Man's Sash (Tor), late 19th–early 20th century
Pohnpei, Caroline Islands
Banana fiber, trade yarn; L. 72 7/8 in. (185.1 cm)
Purchase, The Caroline R. Newhouse Foundation, Inc. Gift, 1982 (1982.351)
Said to have been given to humanity by divine beings, the art of loom weaving is highly developed among the women of the Caroline Islands, who employ a simple backstrap loom to create textiles of consummate aesthetic sophistication. The loom initially was introduced to the islands from the great weaving center of the Pacific, Island Southeast Asia, probably by Carolinian voyagers, who, in their far-ranging ocean journeys, reached the islands of eastern Indonesia. Among the most complex and colorful of Carolinian weavings are the large men's sashes formerly produced on the islands of Pohnpei and Kosrae in the eastern Caroline Islands.

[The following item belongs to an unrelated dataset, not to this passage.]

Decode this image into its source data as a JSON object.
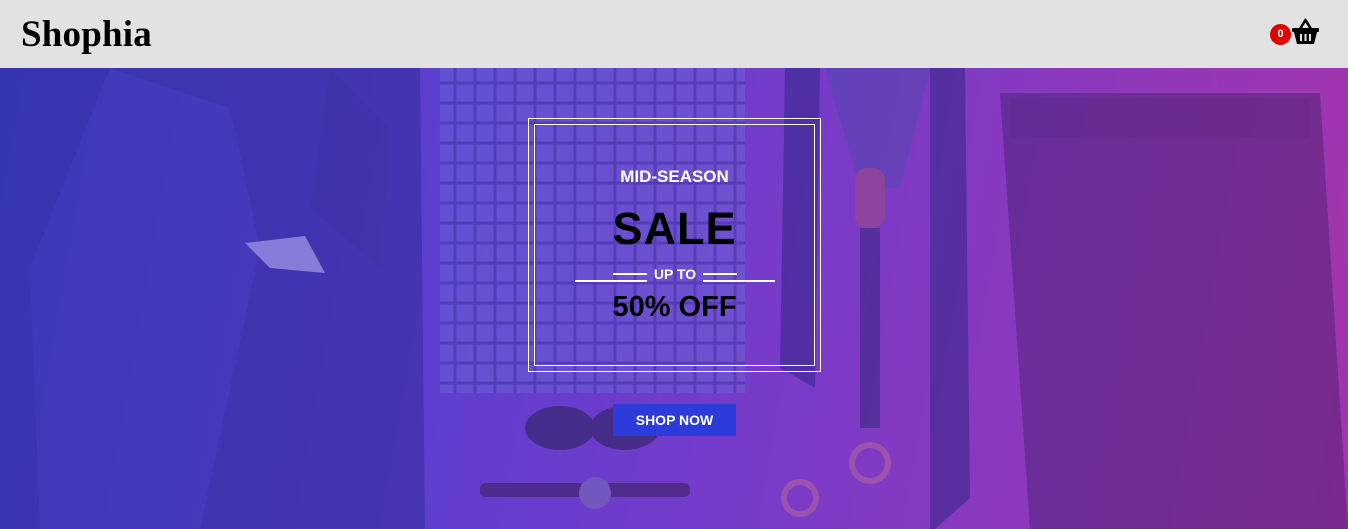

The present work is from Pohnpei, where the sashes were known as tor. Reserved exclusively for high-ranking men, tor were ceremonial regalia, worn as belts over grass skirts during dances and feasts. The sashes were woven from fiber obtained from the tough, stringy trunks of banana trees, either left in its natural light tan color or tinted red, black, or light purple with vegetable or mineral dyes. Adorned with intricate geometric motifs, the ornamentation of the sashes varied greatly and the right to use some patterns and colors belonged exclusively to particular families. In the late nineteenth and early twentieth century, weavers frequently, as here, embellished the indigenous banana fiber by interweaving it with red yarn obtained from European traders.